Stainless steel could last longer with passivation treatment.

 

  Stainless steel could last longer with passivation treatment.  

 

 

One of the most frequently asked questions from our customers is that why stainless steel needs passivation(*Ref) treatment when it already has good anti-rust quality. It seems that workpieces after passivation treatment only look more polished and completely degreased on the surface. Actually, if we only degrease and dry the workpieces without passivation, there is no obvious difference visually. Therefore, here APPORO would like to thoroughly discuss and introduce passivation treatment from the perspective of professionals.

 

 

What is passivation treatment?

 

Passivation treatment refers to a chemical post-treatment in order to enhance the inherent anti-corrosion quality of stainless steel, which is different from the traditional metal pickling that removes oxide layers on the surface, and from the chemical film treatment before coating. After passivation treatment, there will be a protective oxide film on the surface of the stainless steel workpiece.
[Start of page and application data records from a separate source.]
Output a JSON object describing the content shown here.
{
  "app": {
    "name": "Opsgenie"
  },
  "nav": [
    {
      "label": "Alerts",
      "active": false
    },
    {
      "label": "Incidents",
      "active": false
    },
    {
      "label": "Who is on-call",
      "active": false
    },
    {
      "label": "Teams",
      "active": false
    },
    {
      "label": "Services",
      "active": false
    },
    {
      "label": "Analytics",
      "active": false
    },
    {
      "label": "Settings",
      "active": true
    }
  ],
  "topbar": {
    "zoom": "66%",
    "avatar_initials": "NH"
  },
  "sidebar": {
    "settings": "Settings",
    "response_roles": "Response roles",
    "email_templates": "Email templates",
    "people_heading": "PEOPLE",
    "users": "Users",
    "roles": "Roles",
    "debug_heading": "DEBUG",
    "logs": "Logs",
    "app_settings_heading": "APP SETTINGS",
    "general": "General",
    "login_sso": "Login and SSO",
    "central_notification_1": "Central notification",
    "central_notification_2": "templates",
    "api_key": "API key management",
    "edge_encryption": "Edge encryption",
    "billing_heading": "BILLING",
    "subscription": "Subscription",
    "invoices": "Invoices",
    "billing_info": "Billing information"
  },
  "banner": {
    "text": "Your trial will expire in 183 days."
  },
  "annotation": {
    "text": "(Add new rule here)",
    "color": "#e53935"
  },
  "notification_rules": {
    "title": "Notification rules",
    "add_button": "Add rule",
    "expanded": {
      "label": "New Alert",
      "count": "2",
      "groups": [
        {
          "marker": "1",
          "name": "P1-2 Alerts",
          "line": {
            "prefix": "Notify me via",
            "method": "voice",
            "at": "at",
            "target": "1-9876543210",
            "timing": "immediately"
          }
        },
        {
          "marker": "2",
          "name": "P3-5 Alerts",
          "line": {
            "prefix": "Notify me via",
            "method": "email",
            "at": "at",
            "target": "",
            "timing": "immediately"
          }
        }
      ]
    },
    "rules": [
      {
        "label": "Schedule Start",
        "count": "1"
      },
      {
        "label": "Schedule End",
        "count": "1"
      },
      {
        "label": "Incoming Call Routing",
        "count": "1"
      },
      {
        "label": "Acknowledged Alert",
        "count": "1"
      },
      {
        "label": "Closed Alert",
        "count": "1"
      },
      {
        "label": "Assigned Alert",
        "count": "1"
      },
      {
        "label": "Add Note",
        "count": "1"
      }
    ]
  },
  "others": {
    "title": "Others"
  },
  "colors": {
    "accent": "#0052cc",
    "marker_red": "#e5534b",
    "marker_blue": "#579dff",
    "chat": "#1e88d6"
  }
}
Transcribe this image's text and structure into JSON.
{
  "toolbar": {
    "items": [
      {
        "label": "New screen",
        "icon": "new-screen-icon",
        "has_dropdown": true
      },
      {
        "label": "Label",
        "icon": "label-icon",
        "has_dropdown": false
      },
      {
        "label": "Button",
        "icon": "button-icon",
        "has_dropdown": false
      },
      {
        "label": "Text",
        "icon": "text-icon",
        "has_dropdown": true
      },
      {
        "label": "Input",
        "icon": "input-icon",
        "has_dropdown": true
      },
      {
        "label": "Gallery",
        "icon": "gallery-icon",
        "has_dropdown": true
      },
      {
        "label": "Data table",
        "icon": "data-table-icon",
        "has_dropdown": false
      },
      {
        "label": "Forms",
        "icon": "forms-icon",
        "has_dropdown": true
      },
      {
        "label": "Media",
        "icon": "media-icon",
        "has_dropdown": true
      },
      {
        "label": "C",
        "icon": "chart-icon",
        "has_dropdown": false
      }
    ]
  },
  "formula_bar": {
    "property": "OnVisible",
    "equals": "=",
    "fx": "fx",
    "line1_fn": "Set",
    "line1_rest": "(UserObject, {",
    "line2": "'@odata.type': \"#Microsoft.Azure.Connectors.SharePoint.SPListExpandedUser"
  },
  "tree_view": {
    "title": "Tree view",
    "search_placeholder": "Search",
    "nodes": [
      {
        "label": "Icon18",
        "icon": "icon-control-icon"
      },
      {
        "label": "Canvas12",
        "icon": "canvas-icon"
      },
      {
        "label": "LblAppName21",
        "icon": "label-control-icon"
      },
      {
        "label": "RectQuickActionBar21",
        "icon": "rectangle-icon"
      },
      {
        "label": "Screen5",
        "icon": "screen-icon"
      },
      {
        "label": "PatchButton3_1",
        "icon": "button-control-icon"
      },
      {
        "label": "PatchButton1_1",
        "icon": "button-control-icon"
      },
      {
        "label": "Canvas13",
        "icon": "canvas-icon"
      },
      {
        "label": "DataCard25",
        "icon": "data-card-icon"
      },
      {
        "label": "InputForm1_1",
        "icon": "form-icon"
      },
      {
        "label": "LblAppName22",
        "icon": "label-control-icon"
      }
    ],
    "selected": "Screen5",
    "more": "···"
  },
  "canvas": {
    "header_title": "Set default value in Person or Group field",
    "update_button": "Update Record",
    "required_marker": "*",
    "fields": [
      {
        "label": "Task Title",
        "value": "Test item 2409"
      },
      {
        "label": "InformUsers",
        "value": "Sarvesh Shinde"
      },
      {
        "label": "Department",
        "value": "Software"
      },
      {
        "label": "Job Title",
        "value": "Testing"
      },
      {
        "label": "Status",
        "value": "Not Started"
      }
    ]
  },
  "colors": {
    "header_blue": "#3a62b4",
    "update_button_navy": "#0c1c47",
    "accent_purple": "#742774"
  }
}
This invisible film is extremely thin. Its thickness is smaller than 0.0000001 inch, around 1/100,000 the thickness of human hair. Generally speaking, workpieces after passivation treatment are clean, bright and rust-proof on the surface.

 

Basically, this oxide film forms naturally when the workpieces get exposed to the oxygen in the air after manufacturing, polishing, or acid cleansing process. Under ideal conditions, the surface of the workpiece will be totally covered with the oxide film. But it will also be covered with iron particles from cutting tools or the rust on them, or the ferrous particles during manufacturing. Although these manufactured stainless steel items are seemingly smooth and clean on the surface, under certain conditions these invisible and scattered particles could possibly lead to the corrosion and do damage to the quality of the protective oxide film on the surface that previously formed. Sometimes rusty spots could even be identified.

 

Besides, as to smoothly remove the iron chippings from the cutting tools, AISI 303, so-called free cutting stainless steel, sulfides are added. However, the sulfides on the surface also could result in rust and rusty spots after the exposure to certain environment.

 

 

When do we need passivation treatment?

 

Overall, there are several inevitable factors during manufacturing that could sometime cause rust and rusty spots on the surface. If the application requirement of the workpiece is rather strict, such as environment with high salinity, strong acid/base, corrosive chemicals, high temperature, or high humidity, passivation treatment is recommended. Or the material could be replaced with medical grade stainless steel AISI 316L. This grade of stainless steel is often used in some of the harshest environments such as medical industry, food, energy, construction and agricultural industries.

 

*Ref: Learn more about Passivation